“Seymour is a complicated little guy. He’s been treated like a doormat all his life and that’s reflected in his small, submissive demeanor, but inside he’s full of the same ambitions for a fuller life that we all have,” Lawson said in an email. “I see Seymour as the version of myself I would be if I was full of my same aspirations and drive but received none of the opportunity, support, or love.”

Seymour’s love interest, Audrey, is played by Lucy Godinez, who said that despite her less than desirable circumstances, Audrey finds comfort in glamour, color and joy. Designed as an archetype of the early 20th century damsel in distress, Godinez said Audrey’s kindness is her defining factor and “amidst all of the grit and grime of Skid Row, Audrey’s box-dyed hair and heart of gold shine through.”

“I think audiences can expect a lot of heart from our show,” Godinez said in an email. “The relationships and the connection between each of the characters is what really makes all of the funny and campy bits of Little Shop truly resonate, and I think you’ll find yourself really rooting for the success of these characters.”

“Little Shop of Horrors” is onstage at the IRT April 17-May 19, 2024. The show is recommended for sixth grade and above for mild profanity, scenes of domestic violence, self-harm, drug use and murder.

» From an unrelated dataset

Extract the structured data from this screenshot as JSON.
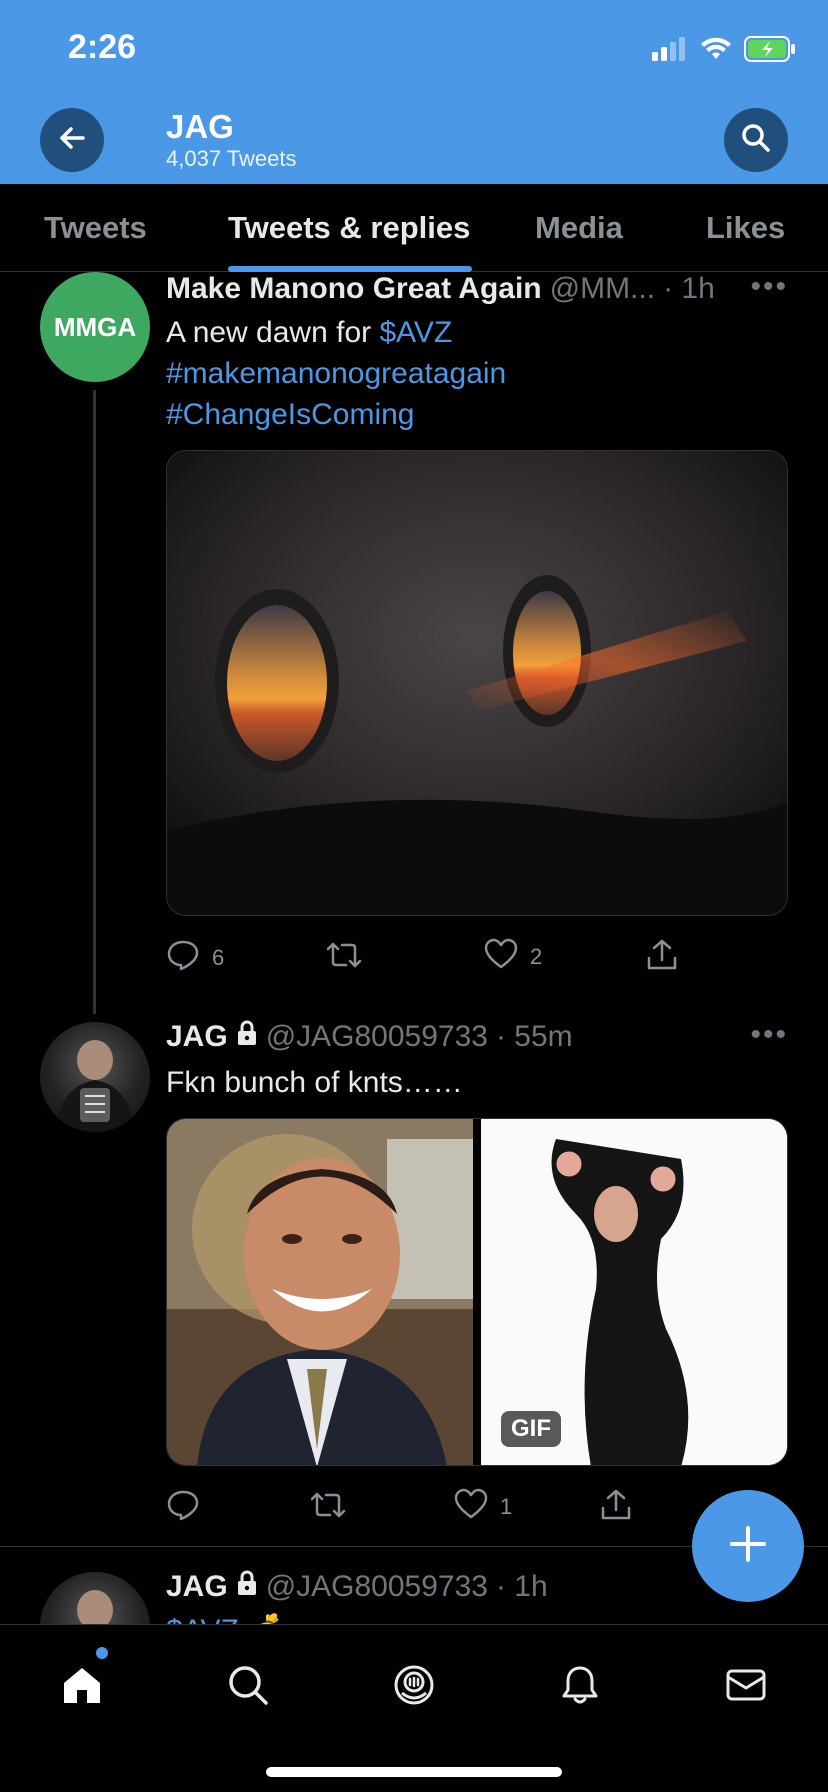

The show is approximately two hours and 15 minutes with a 15-minute intermission. Tickets start at $25. For more information about showtimes, ticketing and special programing, visit

Contact Arts & Culture Reporter Chloe McGowan at 317-762-7848. Follow her on Twitter @chloe_mcgowanxx.